Our beautiful Earth has four times as many people as when I came on the scene in 1954. Perhaps the simplest criteria for pro-choice is that it is good for the planet as well as for the parents, especially under the tyranny of our economic and justice systems. When I discussed the current Republican assault on women’s rights with my pro-life brother this weekend, I learned that he considers it a woman’s obligation to family and to society to bring a pregnancy to term. I pointed out certain parallels to slavery in his assessment, which he acknowledged, but he would not yield the point. I’ve had to call him out for blaming the victim in the past. Another fact is the two generations after Roe v. Wade have shown a significant related decrease in crime. That seems entirely unsurprising.

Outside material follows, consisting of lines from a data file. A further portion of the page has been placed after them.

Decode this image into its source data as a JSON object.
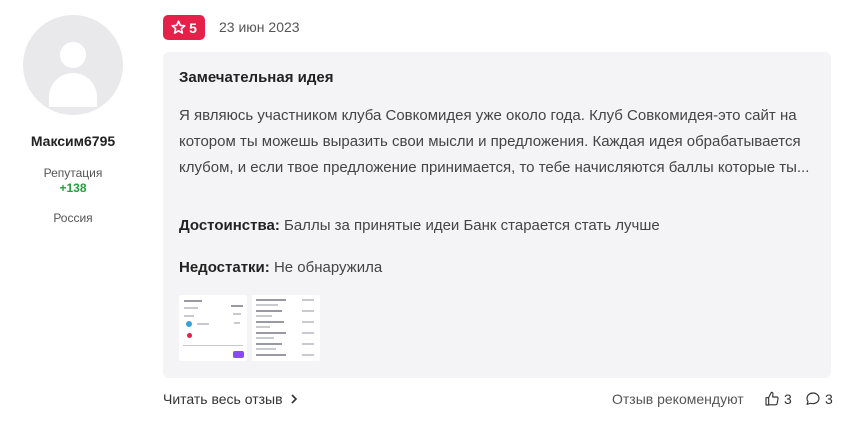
{
  "author": {
    "name": "Максим6795",
    "reputation_label": "Репутация",
    "reputation_value": "+138",
    "country": "Россия"
  },
  "review": {
    "rating": "5",
    "date": "23 июн 2023",
    "title": "Замечательная идея",
    "text": "Я являюсь участником клуба Совкомидея уже около года. Клуб Совкомидея-это сайт на котором ты можешь выразить свои мысли и предложения. Каждая идея обрабатывается клубом, и если твое предложение принимается, то тебе начисляются баллы которые ты...",
    "pros_label": "Достоинства:",
    "pros_text": "Баллы за принятые идеи Банк старается стать лучше",
    "cons_label": "Недостатки:",
    "cons_text": "Не обнаружила",
    "attachments": [
      "screenshot-thumbnail-1",
      "screenshot-thumbnail-2"
    ]
  },
  "footer": {
    "read_more": "Читать весь отзыв",
    "recommend": "Отзыв рекомендуют",
    "likes": "3",
    "comments": "3"
  },
  "icons": {
    "rating": "star-icon",
    "read_more": "chevron-right-icon",
    "likes": "thumbs-up-icon",
    "comments": "comment-bubble-icon"
  },
  "colors": {
    "rating_badge": "#e5214a",
    "reputation": "#22a03c",
    "card_background": "#f4f4f6"
  }
}
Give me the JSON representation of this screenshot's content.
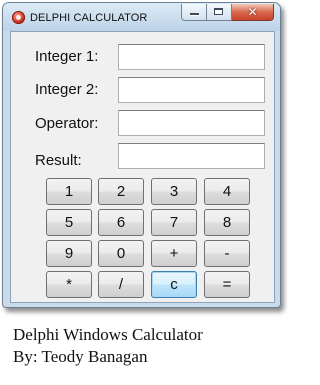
{
  "window": {
    "title": "DELPHI CALCULATOR",
    "close_glyph": "✕"
  },
  "form": {
    "integer1_label": "Integer 1:",
    "integer1_value": "",
    "integer2_label": "Integer 2:",
    "integer2_value": "",
    "operator_label": "Operator:",
    "operator_value": "",
    "result_label": "Result:",
    "result_value": ""
  },
  "keypad": {
    "rows": [
      [
        "1",
        "2",
        "3",
        "4"
      ],
      [
        "5",
        "6",
        "7",
        "8"
      ],
      [
        "9",
        "0",
        "+",
        "-"
      ],
      [
        "*",
        "/",
        "c",
        "="
      ]
    ],
    "focused_key": "c"
  },
  "caption": {
    "line1": "Delphi Windows Calculator",
    "line2": "By: Teody Banagan"
  },
  "colors": {
    "frame": "#c9dceb",
    "client": "#f0f0f0",
    "close_button": "#c8432a"
  }
}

As for us Bowens, our daughter is adopted, our house is solarized in part, our cars get 50 miles per gallon, but we all have so very far to go. Last year I saw a single monarch butterfly. Only one. Somehow we must find a balance with the natural world before greed is allowed to destroy it. Maybe Drawdown will help, but political action is essential. Everyone should march for climate, for justice, and for women’s rights. Surely we all want the Earth to be healthy. Let’s make our choices consciously and let’s not put up with planet wreckers or oppressors in positions of power.

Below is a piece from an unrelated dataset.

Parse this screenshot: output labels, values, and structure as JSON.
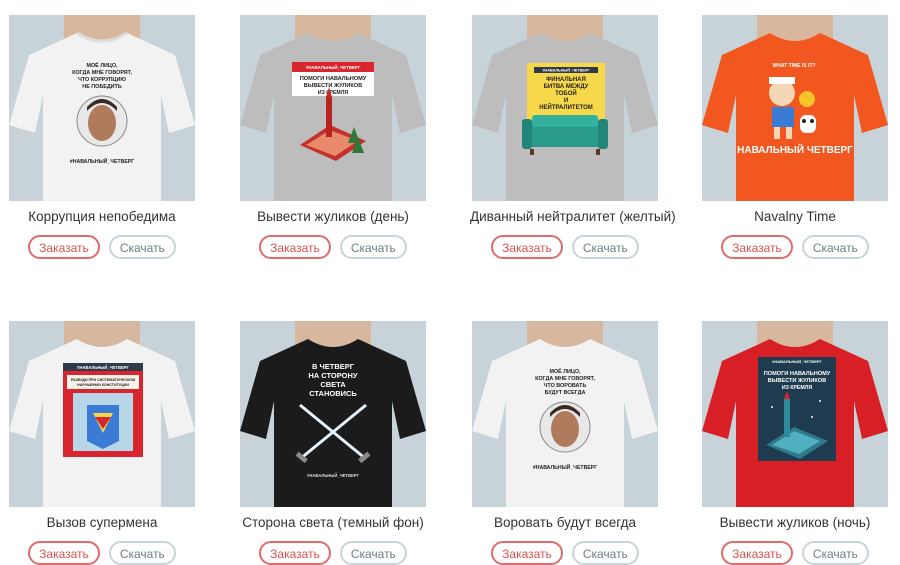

—Chris Bowen, Southampton

A Response to the Response on Abortion Rights

In response to “Abortion Should Not Be Law of the Land,” in the Back Talk section of the Advocate published May 30 – June 5. That letter was a response to “If It’s Not Your Body, It’s Not Your Business,” published the prior week.

Abortion is a medical procedure that is necessary to be an option for many reasons and none of those reasons are anyone’s business but a woman and her doctor and making it illegal is not OK. It’s dangerous …

— Missy Miller-Clapp, Facebook comment

Your personal anecdote, as personal and as powerful as it may be for you, shouldn’t dictate the lives of other people.

— Jeffery Anderson-Burgos, Facebook comment

“As for Ohio’s heartbeat bill and pro-life legislation in other states, I would suggest Ms. Levesque take her own advice and MYOB.” My goodness. The writer has completely missed the point. The point is that bills that take “away” rights are interfering in the privacy, freedom, and independence (aka the “business”) of a womb-having person, and unequally, since there are no proposed limitations on the bodily rights of testicle-having persons who father unwanted children. It is the business of all women and womb-having people, regardless of what state we live in, to advocate for our rights — especially when the anti-abortion legislation in other states is “clearly not” minding it’s own business, being designed to be challenged up the legal ladder with the intent of toppling Roe. Also, I have to add, since this writer asks (snittily, to use a Barr-ism) whether the writer of the original piece has “ever heard of adoption,” has the writer of this rebuttal ever heard of the medical cost of pregnancy and birth? Even with very good health insurance, it can cost $10,000-$15,000 to bear a child, not to mention impacts to ones social and professional life. Why should women have to face these financial, professional, and social setbacks for an unwanted pregnancy just because some people in this country have an unfounded religious belief that there is a soul that somehow pops out of nowhere at the moment of conception? I’m so glad the writer of this rebuttal is happy with her life choices but she needs to realize that her feelings have nothing to do with the rights of others to make their own choices.

— Caro Roszell, Facebook comment

While everyone is discussing abortion rights we are not focusing any discussion, education and increased resources for the 450,000 children in foster care right now today in just the United States. It’s the opioid crisis. Lots of grandparents are raising their grandchildren. We have a serious problem in this country. I want this energy to focus on those children. It is truly frustrating to hear the anti abortion people not engaging in the whole story. Abortion will remain safe and legal. Now what are we going to do about the foster children. Signed, Retired Foster Mom.

— Louanne Dunphy, Facebook comment